==== Dataset excerpts

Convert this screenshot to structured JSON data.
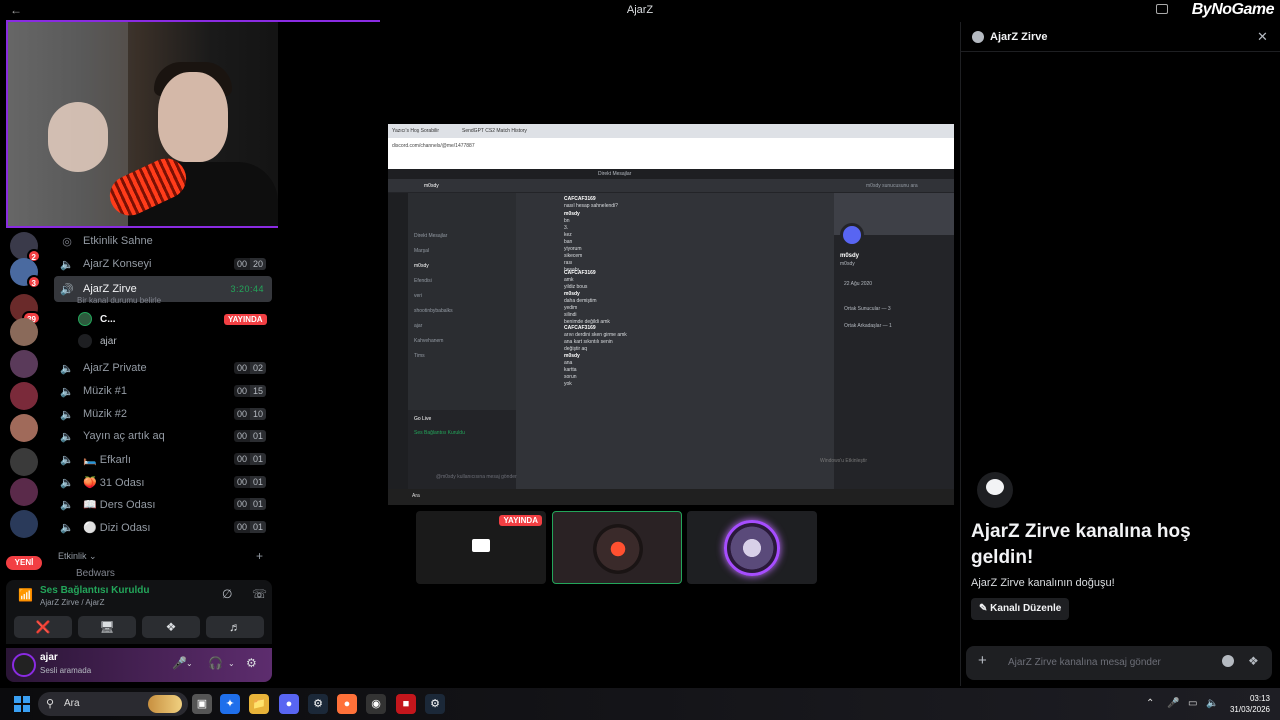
{
  "window": {
    "title": "AjarZ",
    "brand_logo": "ByNoGame"
  },
  "servers": [
    {
      "badge": "2"
    },
    {
      "badge": "3"
    },
    {
      "badge": "39"
    },
    {
      "badge": ""
    },
    {
      "badge": ""
    },
    {
      "badge": ""
    },
    {
      "badge": ""
    },
    {
      "badge": ""
    }
  ],
  "servers_new_label": "YENİ",
  "channels": [
    {
      "name": "Etkinlik Sahne",
      "icon": "stage-icon",
      "users": "",
      "limit": ""
    },
    {
      "name": "AjarZ Konseyi",
      "icon": "speaker-icon",
      "users": "00",
      "limit": "20"
    },
    {
      "name": "AjarZ Private",
      "icon": "speaker-icon",
      "users": "00",
      "limit": "02"
    },
    {
      "name": "Müzik #1",
      "icon": "speaker-icon",
      "users": "00",
      "limit": "15"
    },
    {
      "name": "Müzik #2",
      "icon": "speaker-icon",
      "users": "00",
      "limit": "10"
    },
    {
      "name": "Yayın aç artık aq",
      "icon": "speaker-icon",
      "users": "00",
      "limit": "01"
    },
    {
      "name": "🛏️ Efkarlı",
      "icon": "speaker-icon",
      "users": "00",
      "limit": "01"
    },
    {
      "name": "🍑 31 Odası",
      "icon": "speaker-icon",
      "users": "00",
      "limit": "01"
    },
    {
      "name": "📖 Ders Odası",
      "icon": "speaker-icon",
      "users": "00",
      "limit": "01"
    },
    {
      "name": "⚪ Dizi Odası",
      "icon": "speaker-icon",
      "users": "00",
      "limit": "01"
    }
  ],
  "active_channel": {
    "name": "AjarZ Zirve",
    "duration": "3:20:44",
    "status_placeholder": "Bir kanal durumu belirle",
    "members": [
      {
        "name": "C...",
        "live": "YAYINDA"
      },
      {
        "name": "ajar",
        "live": ""
      }
    ]
  },
  "category": {
    "name": "Etkinlik",
    "next_channel": "Bedwars"
  },
  "voice_panel": {
    "status": "Ses Bağlantısı Kuruldu",
    "location": "AjarZ Zirve / AjarZ"
  },
  "user": {
    "name": "ajar",
    "status": "Sesli aramada"
  },
  "stage": {
    "screen": {
      "browser_tabs": [
        "Yazıcı's Hoş Sorabilir",
        "SendGPT CS2 Match History"
      ],
      "url": "discord.com/channels/@me/1477887",
      "dm_header": "Direkt Mesajlar",
      "dm_user": "m0sdy",
      "search_placeholder": "m0sdy sunucusunu ara",
      "dm_list": [
        "Direkt Mesajlar",
        "Marşal",
        "m0sdy",
        "Efendisi",
        "veri",
        "shootinbybabalks",
        "ajar",
        "Kahvehanem",
        "Tims"
      ],
      "messages": [
        {
          "author": "CAFCAF3169",
          "lines": [
            "nasıl hesap sahnelendi?"
          ]
        },
        {
          "author": "m0sdy",
          "lines": [
            "bn",
            "3.",
            "kez",
            "ban",
            "yiyorum",
            "sikecem",
            "rası",
            "hesabı"
          ]
        },
        {
          "author": "CAFCAF3169",
          "lines": [
            "amk",
            "yildiz bous"
          ]
        },
        {
          "author": "m0sdy",
          "lines": [
            "daha demiştim",
            "yedim",
            "silindi",
            "benimde değildi amk"
          ]
        },
        {
          "author": "CAFCAF3169",
          "lines": [
            "arıvı derdini sken girme amk",
            "ana kart sıkıntılı senin",
            "değiştir aq"
          ]
        },
        {
          "author": "m0sdy",
          "lines": [
            "ana",
            "kartta",
            "sorun",
            "yok"
          ]
        }
      ],
      "composer_placeholder": "@m0sdy kullanıcısına mesaj gönder",
      "go_live": "Go Live",
      "voice_connected": "Ses Bağlantısı Kuruldu",
      "profile": {
        "name": "m0sdy",
        "handle": "m0sdy",
        "member_since": "22 Ağu 2020",
        "mutual_servers": "Ortak Sunucular — 3",
        "mutual_friends": "Ortak Arkadaşlar — 1"
      },
      "watermark": "Windows'u Etkinleştir",
      "taskbar_search": "Ara"
    },
    "tiles": [
      {
        "label": "YAYINDA"
      },
      {
        "label": ""
      },
      {
        "label": ""
      }
    ]
  },
  "right_panel": {
    "title": "AjarZ Zirve",
    "welcome_title": "AjarZ Zirve kanalına hoş geldin!",
    "welcome_sub": "AjarZ Zirve kanalının doğuşu!",
    "edit_button": "Kanalı Düzenle",
    "composer_placeholder": "AjarZ Zirve kanalına mesaj gönder"
  },
  "taskbar": {
    "search_label": "Ara",
    "time": "03:13",
    "date": "31/03/2026",
    "apps": [
      "discord",
      "steam",
      "firefox",
      "chrome",
      "app-red",
      "steam-2"
    ]
  },
  "colors": {
    "accent": "#8a2be2",
    "online": "#23a55a",
    "live": "#f23f43",
    "bg": "#000000"
  }
}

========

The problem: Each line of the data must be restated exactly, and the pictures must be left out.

Expected answer:
Convert this screenshot to structured JSON data.
{
  "window": {
    "title": "AjarZ",
    "brand_logo": "ByNoGame"
  },
  "servers": [
    {
      "badge": "2"
    },
    {
      "badge": "3"
    },
    {
      "badge": "39"
    },
    {
      "badge": ""
    },
    {
      "badge": ""
    },
    {
      "badge": ""
    },
    {
      "badge": ""
    },
    {
      "badge": ""
    }
  ],
  "servers_new_label": "YENİ",
  "channels": [
    {
      "name": "Etkinlik Sahne",
      "icon": "stage-icon",
      "users": "",
      "limit": ""
    },
    {
      "name": "AjarZ Konseyi",
      "icon": "speaker-icon",
      "users": "00",
      "limit": "20"
    },
    {
      "name": "AjarZ Private",
      "icon": "speaker-icon",
      "users": "00",
      "limit": "02"
    },
    {
      "name": "Müzik #1",
      "icon": "speaker-icon",
      "users": "00",
      "limit": "15"
    },
    {
      "name": "Müzik #2",
      "icon": "speaker-icon",
      "users": "00",
      "limit": "10"
    },
    {
      "name": "Yayın aç artık aq",
      "icon": "speaker-icon",
      "users": "00",
      "limit": "01"
    },
    {
      "name": "🛏️ Efkarlı",
      "icon": "speaker-icon",
      "users": "00",
      "limit": "01"
    },
    {
      "name": "🍑 31 Odası",
      "icon": "speaker-icon",
      "users": "00",
      "limit": "01"
    },
    {
      "name": "📖 Ders Odası",
      "icon": "speaker-icon",
      "users": "00",
      "limit": "01"
    },
    {
      "name": "⚪ Dizi Odası",
      "icon": "speaker-icon",
      "users": "00",
      "limit": "01"
    }
  ],
  "active_channel": {
    "name": "AjarZ Zirve",
    "duration": "3:20:44",
    "status_placeholder": "Bir kanal durumu belirle",
    "members": [
      {
        "name": "C...",
        "live": "YAYINDA"
      },
      {
        "name": "ajar",
        "live": ""
      }
    ]
  },
  "category": {
    "name": "Etkinlik",
    "next_channel": "Bedwars"
  },
  "voice_panel": {
    "status": "Ses Bağlantısı Kuruldu",
    "location": "AjarZ Zirve / AjarZ"
  },
  "user": {
    "name": "ajar",
    "status": "Sesli aramada"
  },
  "stage": {
    "screen": {
      "browser_tabs": [
        "Yazıcı's Hoş Sorabilir",
        "SendGPT CS2 Match History"
      ],
      "url": "discord.com/channels/@me/1477887",
      "dm_header": "Direkt Mesajlar",
      "dm_user": "m0sdy",
      "search_placeholder": "m0sdy sunucusunu ara",
      "dm_list": [
        "Direkt Mesajlar",
        "Marşal",
        "m0sdy",
        "Efendisi",
        "veri",
        "shootinbybabalks",
        "ajar",
        "Kahvehanem",
        "Tims"
      ],
      "messages": [
        {
          "author": "CAFCAF3169",
          "lines": [
            "nasıl hesap sahnelendi?"
          ]
        },
        {
          "author": "m0sdy",
          "lines": [
            "bn",
            "3.",
            "kez",
            "ban",
            "yiyorum",
            "sikecem",
            "rası",
            "hesabı"
          ]
        },
        {
          "author": "CAFCAF3169",
          "lines": [
            "amk",
            "yildiz bous"
          ]
        },
        {
          "author": "m0sdy",
          "lines": [
            "daha demiştim",
            "yedim",
            "silindi",
            "benimde değildi amk"
          ]
        },
        {
          "author": "CAFCAF3169",
          "lines": [
            "arıvı derdini sken girme amk",
            "ana kart sıkıntılı senin",
            "değiştir aq"
          ]
        },
        {
          "author": "m0sdy",
          "lines": [
            "ana",
            "kartta",
            "sorun",
            "yok"
          ]
        }
      ],
      "composer_placeholder": "@m0sdy kullanıcısına mesaj gönder",
      "go_live": "Go Live",
      "voice_connected": "Ses Bağlantısı Kuruldu",
      "profile": {
        "name": "m0sdy",
        "handle": "m0sdy",
        "member_since": "22 Ağu 2020",
        "mutual_servers": "Ortak Sunucular — 3",
        "mutual_friends": "Ortak Arkadaşlar — 1"
      },
      "watermark": "Windows'u Etkinleştir",
      "taskbar_search": "Ara"
    },
    "tiles": [
      {
        "label": "YAYINDA"
      },
      {
        "label": ""
      },
      {
        "label": ""
      }
    ]
  },
  "right_panel": {
    "title": "AjarZ Zirve",
    "welcome_title": "AjarZ Zirve kanalına hoş geldin!",
    "welcome_sub": "AjarZ Zirve kanalının doğuşu!",
    "edit_button": "Kanalı Düzenle",
    "composer_placeholder": "AjarZ Zirve kanalına mesaj gönder"
  },
  "taskbar": {
    "search_label": "Ara",
    "time": "03:13",
    "date": "31/03/2026",
    "apps": [
      "discord",
      "steam",
      "firefox",
      "chrome",
      "app-red",
      "steam-2"
    ]
  },
  "colors": {
    "accent": "#8a2be2",
    "online": "#23a55a",
    "live": "#f23f43",
    "bg": "#000000"
  }
}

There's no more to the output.